Copy the records exactly, every one of them.

+++ Supplied records +++

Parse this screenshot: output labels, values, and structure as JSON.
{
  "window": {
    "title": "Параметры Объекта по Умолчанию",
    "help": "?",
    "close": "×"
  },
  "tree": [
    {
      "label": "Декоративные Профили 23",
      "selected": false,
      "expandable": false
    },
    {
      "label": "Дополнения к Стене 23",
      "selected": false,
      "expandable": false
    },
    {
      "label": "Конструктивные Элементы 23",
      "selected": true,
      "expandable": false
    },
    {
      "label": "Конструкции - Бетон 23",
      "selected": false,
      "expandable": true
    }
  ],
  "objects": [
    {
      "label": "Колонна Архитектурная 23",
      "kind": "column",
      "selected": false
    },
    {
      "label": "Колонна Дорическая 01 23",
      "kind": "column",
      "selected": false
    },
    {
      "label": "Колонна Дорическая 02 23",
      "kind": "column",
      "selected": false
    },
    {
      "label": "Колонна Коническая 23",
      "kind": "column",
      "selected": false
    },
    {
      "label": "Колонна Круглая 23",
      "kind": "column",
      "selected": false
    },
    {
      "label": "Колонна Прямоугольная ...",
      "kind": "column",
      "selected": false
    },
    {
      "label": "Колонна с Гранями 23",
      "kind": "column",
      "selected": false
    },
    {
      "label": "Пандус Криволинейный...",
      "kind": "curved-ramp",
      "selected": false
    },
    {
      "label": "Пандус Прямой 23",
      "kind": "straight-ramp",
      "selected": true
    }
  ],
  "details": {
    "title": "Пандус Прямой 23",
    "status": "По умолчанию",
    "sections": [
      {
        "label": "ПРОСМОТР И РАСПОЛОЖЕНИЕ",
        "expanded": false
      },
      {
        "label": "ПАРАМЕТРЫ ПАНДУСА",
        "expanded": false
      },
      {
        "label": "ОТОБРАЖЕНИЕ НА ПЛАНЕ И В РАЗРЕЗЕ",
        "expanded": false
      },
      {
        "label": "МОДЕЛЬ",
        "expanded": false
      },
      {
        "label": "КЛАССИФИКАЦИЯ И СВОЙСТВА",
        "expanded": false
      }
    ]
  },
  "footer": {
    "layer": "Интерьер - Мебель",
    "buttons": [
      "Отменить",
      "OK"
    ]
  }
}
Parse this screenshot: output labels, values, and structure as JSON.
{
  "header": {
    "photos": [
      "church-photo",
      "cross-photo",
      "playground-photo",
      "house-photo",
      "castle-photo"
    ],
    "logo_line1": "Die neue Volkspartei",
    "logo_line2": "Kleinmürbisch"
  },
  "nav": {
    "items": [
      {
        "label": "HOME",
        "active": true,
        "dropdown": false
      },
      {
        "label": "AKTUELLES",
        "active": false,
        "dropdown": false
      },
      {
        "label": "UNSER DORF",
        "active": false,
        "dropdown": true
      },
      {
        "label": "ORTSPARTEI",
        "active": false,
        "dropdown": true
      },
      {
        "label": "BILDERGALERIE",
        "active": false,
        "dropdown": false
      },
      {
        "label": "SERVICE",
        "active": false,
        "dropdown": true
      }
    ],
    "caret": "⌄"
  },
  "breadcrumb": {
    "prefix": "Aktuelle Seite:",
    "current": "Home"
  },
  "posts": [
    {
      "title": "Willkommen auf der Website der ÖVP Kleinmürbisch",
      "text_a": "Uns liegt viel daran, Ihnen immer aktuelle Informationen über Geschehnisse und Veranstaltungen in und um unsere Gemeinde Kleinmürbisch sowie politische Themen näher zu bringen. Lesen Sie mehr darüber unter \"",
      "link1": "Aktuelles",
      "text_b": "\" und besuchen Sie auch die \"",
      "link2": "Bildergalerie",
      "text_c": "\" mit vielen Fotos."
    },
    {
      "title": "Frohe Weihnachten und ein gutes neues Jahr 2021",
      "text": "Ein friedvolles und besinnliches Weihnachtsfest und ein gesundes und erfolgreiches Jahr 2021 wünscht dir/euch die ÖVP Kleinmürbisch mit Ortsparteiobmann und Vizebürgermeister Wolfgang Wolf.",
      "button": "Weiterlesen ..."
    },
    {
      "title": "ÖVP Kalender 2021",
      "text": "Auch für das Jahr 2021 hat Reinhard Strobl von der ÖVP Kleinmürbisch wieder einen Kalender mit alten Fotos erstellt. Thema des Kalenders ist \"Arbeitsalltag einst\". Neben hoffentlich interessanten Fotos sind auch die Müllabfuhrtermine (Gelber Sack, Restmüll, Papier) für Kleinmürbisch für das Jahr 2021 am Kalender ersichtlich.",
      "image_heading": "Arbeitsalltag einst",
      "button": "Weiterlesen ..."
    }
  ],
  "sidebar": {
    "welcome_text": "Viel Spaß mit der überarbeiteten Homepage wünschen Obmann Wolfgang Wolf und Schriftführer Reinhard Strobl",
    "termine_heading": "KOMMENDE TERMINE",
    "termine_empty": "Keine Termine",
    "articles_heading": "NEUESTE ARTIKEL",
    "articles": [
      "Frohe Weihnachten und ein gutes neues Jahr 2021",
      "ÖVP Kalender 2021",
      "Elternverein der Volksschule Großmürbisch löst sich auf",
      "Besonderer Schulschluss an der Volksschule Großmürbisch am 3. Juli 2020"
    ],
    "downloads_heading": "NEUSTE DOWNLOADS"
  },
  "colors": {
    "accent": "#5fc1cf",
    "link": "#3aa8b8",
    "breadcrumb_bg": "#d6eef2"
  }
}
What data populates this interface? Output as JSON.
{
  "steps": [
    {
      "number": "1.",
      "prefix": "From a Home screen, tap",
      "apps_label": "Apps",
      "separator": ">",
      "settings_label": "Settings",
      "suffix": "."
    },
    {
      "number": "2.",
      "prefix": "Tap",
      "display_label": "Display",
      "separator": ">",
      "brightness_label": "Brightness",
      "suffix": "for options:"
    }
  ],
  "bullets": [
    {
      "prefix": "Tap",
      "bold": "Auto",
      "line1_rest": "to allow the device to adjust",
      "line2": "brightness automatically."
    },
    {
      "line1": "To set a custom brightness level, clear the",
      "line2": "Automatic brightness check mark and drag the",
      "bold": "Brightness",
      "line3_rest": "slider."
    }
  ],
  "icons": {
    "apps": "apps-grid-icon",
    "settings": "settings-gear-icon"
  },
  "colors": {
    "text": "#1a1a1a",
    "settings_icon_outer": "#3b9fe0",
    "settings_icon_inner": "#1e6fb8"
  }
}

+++

» **Final answer**
Parse this screenshot: output labels, values, and structure as JSON.
{
  "window": {
    "title": "Параметры Объекта по Умолчанию",
    "help": "?",
    "close": "×"
  },
  "tree": [
    {
      "label": "Декоративные Профили 23",
      "selected": false,
      "expandable": false
    },
    {
      "label": "Дополнения к Стене 23",
      "selected": false,
      "expandable": false
    },
    {
      "label": "Конструктивные Элементы 23",
      "selected": true,
      "expandable": false
    },
    {
      "label": "Конструкции - Бетон 23",
      "selected": false,
      "expandable": true
    }
  ],
  "objects": [
    {
      "label": "Колонна Архитектурная 23",
      "kind": "column",
      "selected": false
    },
    {
      "label": "Колонна Дорическая 01 23",
      "kind": "column",
      "selected": false
    },
    {
      "label": "Колонна Дорическая 02 23",
      "kind": "column",
      "selected": false
    },
    {
      "label": "Колонна Коническая 23",
      "kind": "column",
      "selected": false
    },
    {
      "label": "Колонна Круглая 23",
      "kind": "column",
      "selected": false
    },
    {
      "label": "Колонна Прямоугольная ...",
      "kind": "column",
      "selected": false
    },
    {
      "label": "Колонна с Гранями 23",
      "kind": "column",
      "selected": false
    },
    {
      "label": "Пандус Криволинейный...",
      "kind": "curved-ramp",
      "selected": false
    },
    {
      "label": "Пандус Прямой 23",
      "kind": "straight-ramp",
      "selected": true
    }
  ],
  "details": {
    "title": "Пандус Прямой 23",
    "status": "По умолчанию",
    "sections": [
      {
        "label": "ПРОСМОТР И РАСПОЛОЖЕНИЕ",
        "expanded": false
      },
      {
        "label": "ПАРАМЕТРЫ ПАНДУСА",
        "expanded": false
      },
      {
        "label": "ОТОБРАЖЕНИЕ НА ПЛАНЕ И В РАЗРЕЗЕ",
        "expanded": false
      },
      {
        "label": "МОДЕЛЬ",
        "expanded": false
      },
      {
        "label": "КЛАССИФИКАЦИЯ И СВОЙСТВА",
        "expanded": false
      }
    ]
  },
  "footer": {
    "layer": "Интерьер - Мебель",
    "buttons": [
      "Отменить",
      "OK"
    ]
  }
}
Parse this screenshot: output labels, values, and structure as JSON.
{
  "header": {
    "photos": [
      "church-photo",
      "cross-photo",
      "playground-photo",
      "house-photo",
      "castle-photo"
    ],
    "logo_line1": "Die neue Volkspartei",
    "logo_line2": "Kleinmürbisch"
  },
  "nav": {
    "items": [
      {
        "label": "HOME",
        "active": true,
        "dropdown": false
      },
      {
        "label": "AKTUELLES",
        "active": false,
        "dropdown": false
      },
      {
        "label": "UNSER DORF",
        "active": false,
        "dropdown": true
      },
      {
        "label": "ORTSPARTEI",
        "active": false,
        "dropdown": true
      },
      {
        "label": "BILDERGALERIE",
        "active": false,
        "dropdown": false
      },
      {
        "label": "SERVICE",
        "active": false,
        "dropdown": true
      }
    ],
    "caret": "⌄"
  },
  "breadcrumb": {
    "prefix": "Aktuelle Seite:",
    "current": "Home"
  },
  "posts": [
    {
      "title": "Willkommen auf der Website der ÖVP Kleinmürbisch",
      "text_a": "Uns liegt viel daran, Ihnen immer aktuelle Informationen über Geschehnisse und Veranstaltungen in und um unsere Gemeinde Kleinmürbisch sowie politische Themen näher zu bringen. Lesen Sie mehr darüber unter \"",
      "link1": "Aktuelles",
      "text_b": "\" und besuchen Sie auch die \"",
      "link2": "Bildergalerie",
      "text_c": "\" mit vielen Fotos."
    },
    {
      "title": "Frohe Weihnachten und ein gutes neues Jahr 2021",
      "text": "Ein friedvolles und besinnliches Weihnachtsfest und ein gesundes und erfolgreiches Jahr 2021 wünscht dir/euch die ÖVP Kleinmürbisch mit Ortsparteiobmann und Vizebürgermeister Wolfgang Wolf.",
      "button": "Weiterlesen ..."
    },
    {
      "title": "ÖVP Kalender 2021",
      "text": "Auch für das Jahr 2021 hat Reinhard Strobl von der ÖVP Kleinmürbisch wieder einen Kalender mit alten Fotos erstellt. Thema des Kalenders ist \"Arbeitsalltag einst\". Neben hoffentlich interessanten Fotos sind auch die Müllabfuhrtermine (Gelber Sack, Restmüll, Papier) für Kleinmürbisch für das Jahr 2021 am Kalender ersichtlich.",
      "image_heading": "Arbeitsalltag einst",
      "button": "Weiterlesen ..."
    }
  ],
  "sidebar": {
    "welcome_text": "Viel Spaß mit der überarbeiteten Homepage wünschen Obmann Wolfgang Wolf und Schriftführer Reinhard Strobl",
    "termine_heading": "KOMMENDE TERMINE",
    "termine_empty": "Keine Termine",
    "articles_heading": "NEUESTE ARTIKEL",
    "articles": [
      "Frohe Weihnachten und ein gutes neues Jahr 2021",
      "ÖVP Kalender 2021",
      "Elternverein der Volksschule Großmürbisch löst sich auf",
      "Besonderer Schulschluss an der Volksschule Großmürbisch am 3. Juli 2020"
    ],
    "downloads_heading": "NEUSTE DOWNLOADS"
  },
  "colors": {
    "accent": "#5fc1cf",
    "link": "#3aa8b8",
    "breadcrumb_bg": "#d6eef2"
  }
}
What data populates this interface? Output as JSON.
{
  "steps": [
    {
      "number": "1.",
      "prefix": "From a Home screen, tap",
      "apps_label": "Apps",
      "separator": ">",
      "settings_label": "Settings",
      "suffix": "."
    },
    {
      "number": "2.",
      "prefix": "Tap",
      "display_label": "Display",
      "separator": ">",
      "brightness_label": "Brightness",
      "suffix": "for options:"
    }
  ],
  "bullets": [
    {
      "prefix": "Tap",
      "bold": "Auto",
      "line1_rest": "to allow the device to adjust",
      "line2": "brightness automatically."
    },
    {
      "line1": "To set a custom brightness level, clear the",
      "line2": "Automatic brightness check mark and drag the",
      "bold": "Brightness",
      "line3_rest": "slider."
    }
  ],
  "icons": {
    "apps": "apps-grid-icon",
    "settings": "settings-gear-icon"
  },
  "colors": {
    "text": "#1a1a1a",
    "settings_icon_outer": "#3b9fe0",
    "settings_icon_inner": "#1e6fb8"
  }
}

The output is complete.